Exercise directions. Find and copy each line of the data that includes "status".

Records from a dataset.
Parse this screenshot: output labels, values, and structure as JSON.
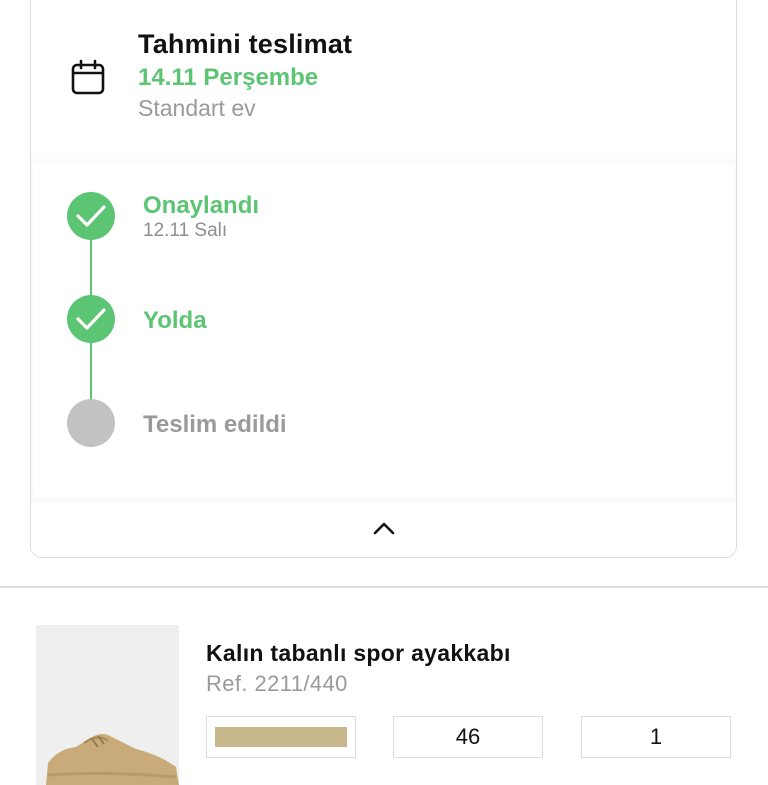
{
  "delivery": {
    "title": "Tahmini teslimat",
    "date": "14.11 Perşembe",
    "method": "Standart ev",
    "icon": "calendar-icon"
  },
  "tracking": {
    "steps": [
      {
        "label": "Onaylandı",
        "date": "12.11 Salı",
        "status": "done"
      },
      {
        "label": "Yolda",
        "date": "",
        "status": "done"
      },
      {
        "label": "Teslim edildi",
        "date": "",
        "status": "pending"
      }
    ],
    "collapse_icon": "chevron-up-icon"
  },
  "product": {
    "name": "Kalın tabanlı spor ayakkabı",
    "ref": "Ref.  2211/440",
    "color_swatch": "#c8b78c",
    "size": "46",
    "quantity": "1"
  },
  "colors": {
    "accent_green": "#5cc573",
    "pending_gray": "#c2c2c2",
    "muted_text": "#9a9a9a"
  }
}
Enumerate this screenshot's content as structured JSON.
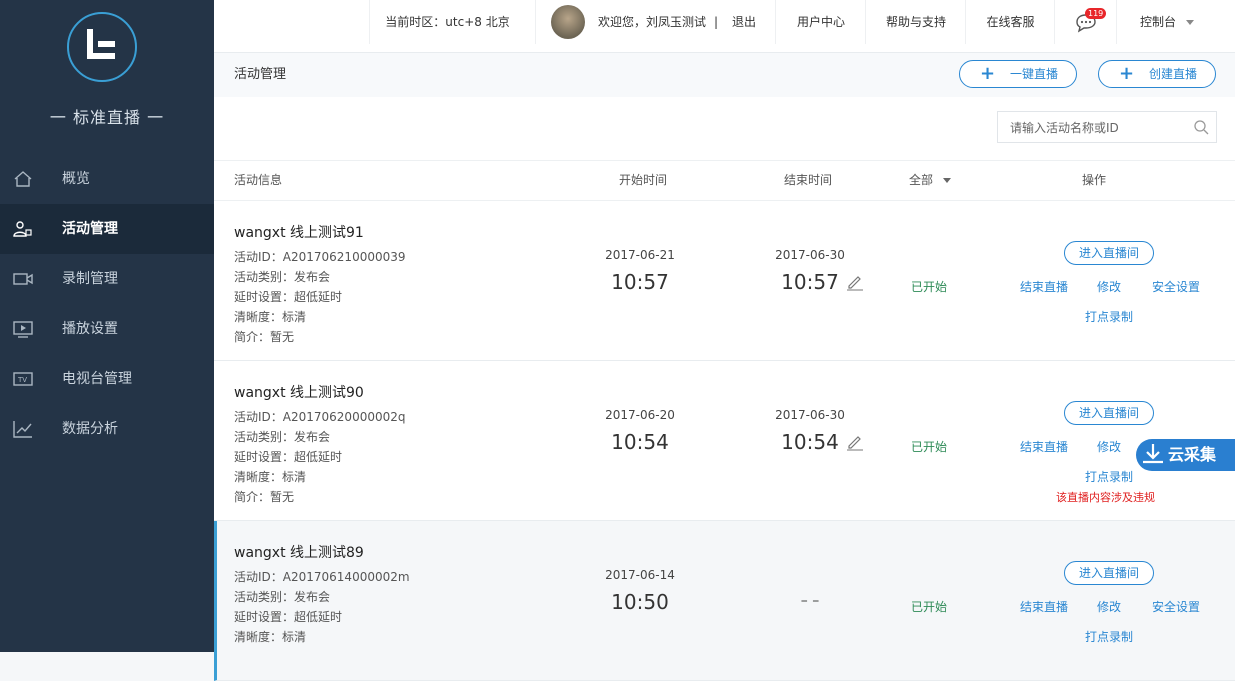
{
  "sidebar": {
    "brand": "一  标准直播  一",
    "items": [
      {
        "label": "概览",
        "icon": "home-icon",
        "active": false
      },
      {
        "label": "活动管理",
        "icon": "user-camera-icon",
        "active": true
      },
      {
        "label": "录制管理",
        "icon": "video-camera-icon",
        "active": false
      },
      {
        "label": "播放设置",
        "icon": "play-screen-icon",
        "active": false
      },
      {
        "label": "电视台管理",
        "icon": "tv-icon",
        "active": false
      },
      {
        "label": "数据分析",
        "icon": "chart-icon",
        "active": false
      }
    ]
  },
  "topbar": {
    "timezone": "当前时区：utc+8 北京",
    "welcome": "欢迎您，刘凤玉测试",
    "separator": "|",
    "logout": "退出",
    "user_center": "用户中心",
    "help": "帮助与支持",
    "service": "在线客服",
    "message_count": "119",
    "console": "控制台"
  },
  "page": {
    "title": "活动管理",
    "one_click_live": "一键直播",
    "create_live": "创建直播",
    "search_placeholder": "请输入活动名称或ID"
  },
  "table": {
    "headers": {
      "info": "活动信息",
      "start": "开始时间",
      "end": "结束时间",
      "filter": "全部",
      "ops": "操作"
    },
    "labels": {
      "id": "活动ID：",
      "category": "活动类别：",
      "delay": "延时设置：",
      "clarity": "清晰度：",
      "intro": "简介："
    },
    "actions": {
      "enter": "进入直播间",
      "end": "结束直播",
      "edit": "修改",
      "security": "安全设置",
      "mark": "打点录制"
    },
    "rows": [
      {
        "title": "wangxt 线上测试91",
        "id": "A201706210000039",
        "category": "发布会",
        "delay": "超低延时",
        "clarity": "标清",
        "intro": "暂无",
        "start_date": "2017-06-21",
        "start_time": "10:57",
        "end_date": "2017-06-30",
        "end_time": "10:57",
        "status": "已开始"
      },
      {
        "title": "wangxt 线上测试90",
        "id": "A20170620000002q",
        "category": "发布会",
        "delay": "超低延时",
        "clarity": "标清",
        "intro": "暂无",
        "start_date": "2017-06-20",
        "start_time": "10:54",
        "end_date": "2017-06-30",
        "end_time": "10:54",
        "status": "已开始",
        "warning": "该直播内容涉及违规"
      },
      {
        "title": "wangxt 线上测试89",
        "id": "A20170614000002m",
        "category": "发布会",
        "delay": "超低延时",
        "clarity": "标清",
        "start_date": "2017-06-14",
        "start_time": "10:50",
        "end_placeholder": "– –",
        "status": "已开始"
      }
    ]
  },
  "overlay": {
    "cloud_label": "云采集"
  },
  "colors": {
    "sidebar": "#243447",
    "accent": "#2a87d2",
    "status": "#2e8b57",
    "warning": "#e02020"
  }
}
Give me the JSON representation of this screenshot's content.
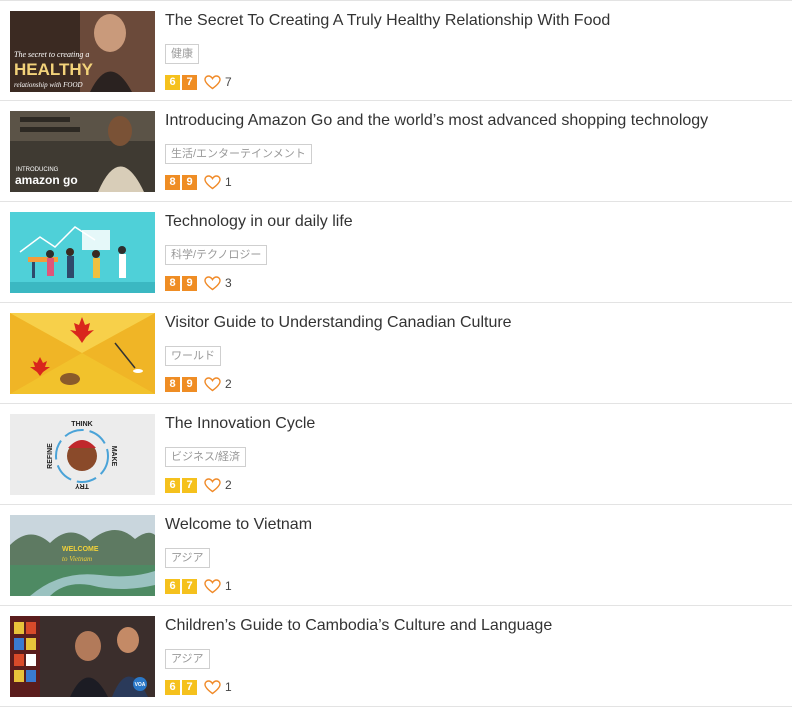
{
  "colors": {
    "level_low": "#f5c11d",
    "level_high": "#ef8d24",
    "heart": "#f08a28"
  },
  "items": [
    {
      "title": "The Secret To Creating A Truly Healthy Relationship With Food",
      "tag": "健康",
      "levels": [
        "6",
        "7"
      ],
      "likes": "7",
      "thumb_text": [
        "The secret to creating a",
        "HEALTHY",
        "relationship with FOOD"
      ]
    },
    {
      "title": "Introducing Amazon Go and the world’s most advanced shopping technology",
      "tag": "生活/エンターテインメント",
      "levels": [
        "8",
        "9"
      ],
      "likes": "1",
      "thumb_text": [
        "INTRODUCING",
        "amazon go"
      ]
    },
    {
      "title": "Technology in our daily life",
      "tag": "科学/テクノロジー",
      "levels": [
        "8",
        "9"
      ],
      "likes": "3",
      "thumb_text": []
    },
    {
      "title": "Visitor Guide to Understanding Canadian Culture",
      "tag": "ワールド",
      "levels": [
        "8",
        "9"
      ],
      "likes": "2",
      "thumb_text": []
    },
    {
      "title": "The Innovation Cycle",
      "tag": "ビジネス/経済",
      "levels": [
        "6",
        "7"
      ],
      "likes": "2",
      "thumb_text": [
        "THINK",
        "MAKE",
        "TRY",
        "REFINE"
      ]
    },
    {
      "title": "Welcome to Vietnam",
      "tag": "アジア",
      "levels": [
        "6",
        "7"
      ],
      "likes": "1",
      "thumb_text": [
        "WELCOME",
        "to Vietnam"
      ]
    },
    {
      "title": "Children’s Guide to Cambodia’s Culture and Language",
      "tag": "アジア",
      "levels": [
        "6",
        "7"
      ],
      "likes": "1",
      "thumb_text": [
        "VOA"
      ]
    }
  ]
}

Your response.
        "status": "done"
        "status": "done"
        "status": "pending"
        "status": "已开始"
        "status": "已开始",
        "status": "已开始"
    "status": "#2e8b57",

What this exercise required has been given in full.